Council approves 2023/2024 operating budget
PICTOU – The Municipality of Pictou County will be holding its tax rate for another year.
The residential tax rate will remain at $0.815 per $100 assessed value and the commercial rate will stay the same at $1.825 per $100 assessed value.
Warden Robert Parker said this year’s budget was one of the most difficult to balance without a tax increase in many years.
“Through hard work by staff and determination by all, we achieved our goal, a balanced budget,” Warden Parker said.
Residents may still notice an increase on their tax bills because of an increase in assessed property values, which has climbed provincewide.
In Pictou County, property values, which are determined by the Property Valuation Services Corporation, have risen 12 per cent in the last year. The Capped Assessment Calculation is based on the Nova Scotia Consumer Price Index and is 7.7 per cent for 2023.
While the Municipality isn’t involved in setting assessed property values, Warden Parker said it’s something that council and staff wanted to be mindful of.
“Holding the tax rate was a high priority of council, this year especially, because of the increase in most property assessments,” Warden Parker said. “An increase in the tax rate would only have worsened the tax bill.”
While the MOPC has faced the same challenges of rising costs as many families within the county, staff have worked hard to keep expenses in check. Council has approved an operating budget of $23,277,798 for the 2023/2024 fiscal year.
“This will be a year of strict cost containment in all departments for careful adherence to the budget,” Warden Parker said.
The Municipality has seen rising costs in both education and protection services. The MOPC’s mandatory education contribution increased by 6.7 per cent to a total of $5.65 million. Police protection increased by 6 per cent for a total of $4.19 million.
One of the largest new expenses in this year’s budget is $1.4 million for the demolition of the former East Pictou School. The school opened in 1952 and was used for a high school and middle school for decades before closing in 2020.
After it closed, the building became the responsibility of the Municipality of Pictou County. Attempts to sell the building were unsuccessful.
Budget Demolition was the successful bidder on the demolition project.
Warden Parker said the cost for the demolition came in 50 percent higher than anticipated and dealing with the increased cost required some creative thinking to prevent a significant tax increase.
“Rather than a large tax increase, this cost will be spread over 10 years with dollars to come from the County’s reserves and paid back, with interest, to that same account,” he said.
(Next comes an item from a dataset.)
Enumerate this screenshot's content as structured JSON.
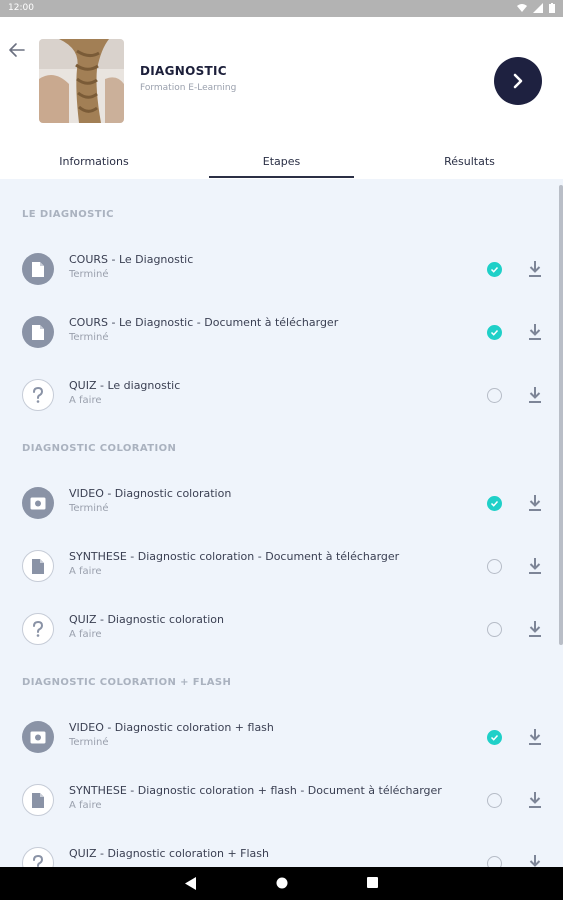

He said the decision was difficult but necessary.
Council has also budgeted approximately $1.2 million for various grants. This money goes to support community groups and organizations that benefit the residents of Pictou County.